Pipevine (Aristolochia macrophylla) is a vigorous twining vine native to eastern North America; noted for it's large heart shaped leaves and oddly unique flowers. Pipevine can be found in rich woods, riverbanks, and mountains. Once twined upon a vertical surface, it can climb up to 30ft. and tolerant of a variety of soil conditions. Pipevine's coarse texture provides nice contrast and variety to garden designs. Screening or Accent for trellises, pillars, fences, and walls are popular uses.

Pipevine fruit
Krzysztof Ziarnek, Kenraiz, CC BY-SA 4.0, via Wikimedia Commons
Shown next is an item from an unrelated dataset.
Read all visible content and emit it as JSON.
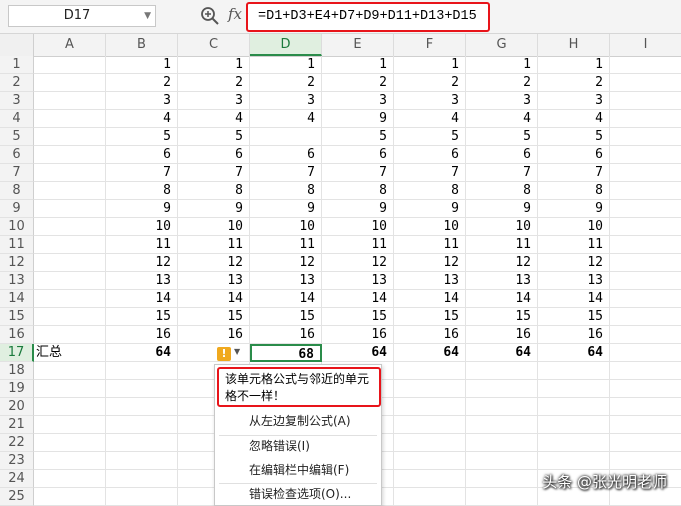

Leaves are large, dark green, and heart shaped, and mature stems are woody with Smooth light to dark brown bark. Uniquely fragrant Yellowish green and purple flowers are present March to June. They Flare at the mouth forming three lobes and resemble a Dutch smoking pipe. Considered inconspicuous, the flowers are not easily seen and usually covered by foliage. Flowers have a peculiar way of assisting pollination. Hairs within them temporarily trap insects, collecting their pollen residue, then releasing them with the new flower residue after fertilization. Black to coppery brown fruit follow flowering and ripen from August to September. Aristolochia macrophylla is Similar to A. tomentosa, except tomentosa is mostly hairy.

Pipevine flowers
Olaf Studt (Hämbörger), CC BY-SA 3.0, via Wikimedia Commons

Pipevine is an Important host plant for the swallowtail butterfly. Leaves provide food for the caterpillars, and the butterflies feed on Pipevine flower nectar. The vine is is Pollution, pest, deer, and disease tolerant. It's also tolerant of heavy pruning and can be cut back in late winter to control growth.


Lady Bird Johnson Wildflower Center. (2016).Aristolochia macrophylla. Retrieved fromhttps://www.wildflower.org/plants/result.php?id_plant=arma7

Missouri Botanical Gardens. (n.d.). Aristolochia macrophylla. Retrieved from https://www.missouribotanicalgarden.org/PlantFinder/PlantFinderDetails.aspx?kempercode=j410

NC State Extension. (n.d.). Aristolochia macrophylla. Retrieved from https://plants.ces.ncsu.edu/plants/aristolochia-macrophylla/

University of Florida. (n.d.).common name: pipevine swallowtail, blue swallowtail scientific name: Battus philenor. Retrieved from http://entnemdept.ufl.edu/creatures/bfly/pipevine_swallowtail.htm